It is, indeed, amusing to hear the members of the I.L.P. and S.D.F. allege that Parliament did not pass the “Right to Work” Bill of the Labour Party because it contained the “germ” of the solution of the unemployed problem. Such argument only proves that these men do not understand capitalism or the position of the capitalist class. There are, indeed, few wide-awake capitalists now-a-days, who do not know that it would be sheer, downright class suicide were they to seek the abolition of unemployment. Why the capitalist Parliament did not pass the “Right to Work” Bill was because they know that it is economically impossible to carry it through under the capitalist system. But the capitalists are artful enough to understand that a great number of unsophisticated workers firmly believe in the Bill being “a step in the right direction,” and worth fighting for. Why then should the capitalists be stupid enough to pass the measure and prove in that way its impracticability, and so force the attention of the reform-mongers in the direction of revolution, that is, Socialism ?

Coming to Mr. Lloyd-George’s wonderful “democratic Budget” (which was inspired, they say, by Mr. Philip Snowden, M.P., I.L.P., P.L.P., etc.), the enthusiastic support given it by the Labour Party (even the “revolutionary” Will Thorne does not squirm) shows that these people are nought else than so many masquerading Radicals, playing into the hands of the capitalist class, while thousands of ignorant but honest proletarians still think that they (the Labour Party) are doing something for them. Fancy ! here are these “great Socialists” in Parliament kidding the workers that the little quibble between thief land-owner and pickpocket industrial capitalist will result in returning to the workers more and more of that “blessed uneared increment so unjustly retained by those very wealthy chaps,” you know. And that in face of the fact that the workers are getting worse off every day !

Finally, we must refer to the Labour Exchanges and insurance against unemployment proposals. The former is indeed a good and easy way to facilitate the separating of the young, sturdy and cheap workers from the old, feeble and more expensive. While the latter, like the Old Age Pensions law, is merely an instalment of that reshaping of the Poor Law system so often promised, a readjustment that will leave the workers if anything worse off than at present, for it does not even pretend to lessen unemployment, and tends to weaken what organisation the workers have, to the greater extension of capitalist control.

In placing the forgoing brief survey of the recent history of labour-faking before the thoughtful wage workers we hope to render a service to our class, and believe that, enlightened by the information contained in our “Manifesto” and in the SOCIALIST STANDARD they will at last throw off those who throttle them to-day, and see that only Socialism is the workers’ programme. Fortunately, there are many signs at hand that the rank and file of the S.D.P. and I.L.P. are growing tired of their leaders’ compromise with the Liberal Party and of the reform and palliative propaganda in face of the inevitable increase of poverty, unemployment, and insecurity of occupation among the workers.

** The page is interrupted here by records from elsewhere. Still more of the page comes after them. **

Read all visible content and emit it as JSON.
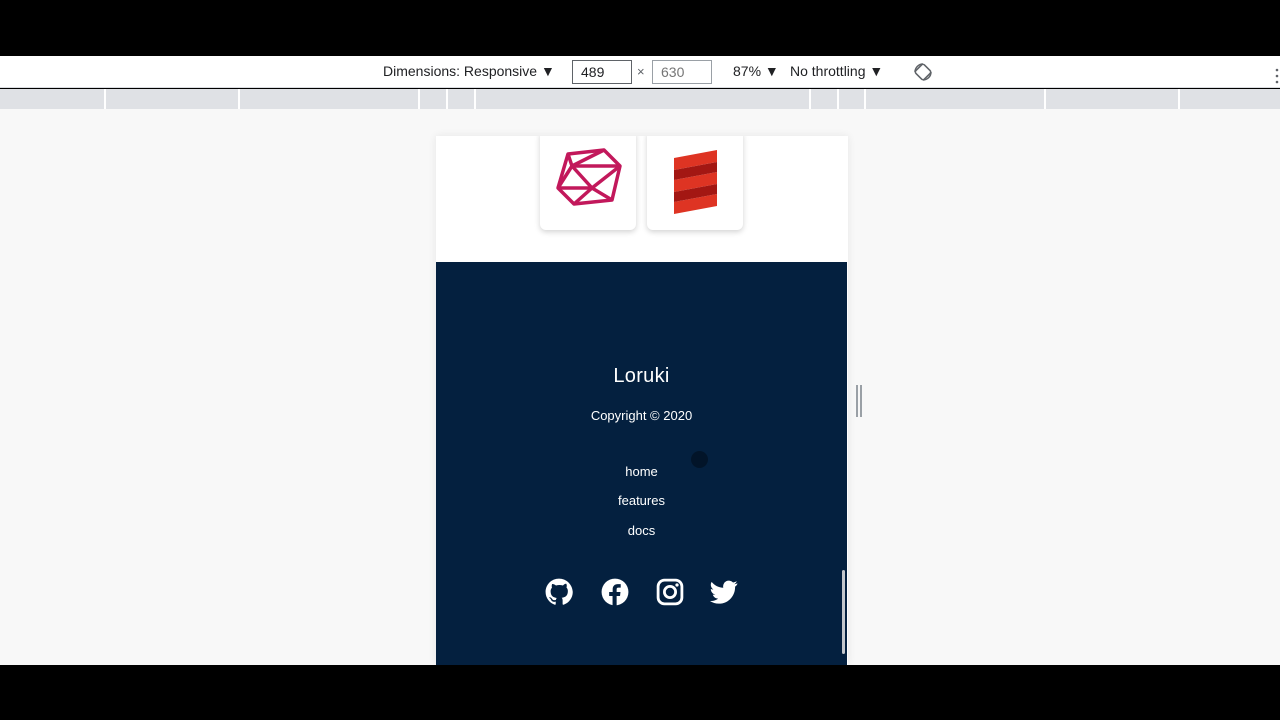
{
  "devtools": {
    "dimensions_label": "Dimensions: Responsive ▼",
    "width_value": "489",
    "times_symbol": "×",
    "height_placeholder": "630",
    "zoom_label": "87% ▼",
    "throttle_label": "No throttling ▼",
    "rotate_icon": "rotate-icon"
  },
  "tech_cards": [
    {
      "icon": "ruby-icon"
    },
    {
      "icon": "scala-icon"
    }
  ],
  "footer": {
    "brand": "Loruki",
    "copyright": "Copyright © 2020",
    "nav": [
      {
        "label": "home"
      },
      {
        "label": "features"
      },
      {
        "label": "docs"
      }
    ],
    "social": [
      "github-icon",
      "facebook-icon",
      "instagram-icon",
      "twitter-icon"
    ],
    "background_color": "#04203f"
  },
  "colors": {
    "ruby": "#c2185b",
    "scala": "#de3423"
  }
}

Let us therefore plod on with our revolutionary propaganda ! The truth of uncompromising Socialism is bound to conquer at no distant period over the combined forces of capitalism and labour-fakerdom.

H. J. N.

Leave a Reply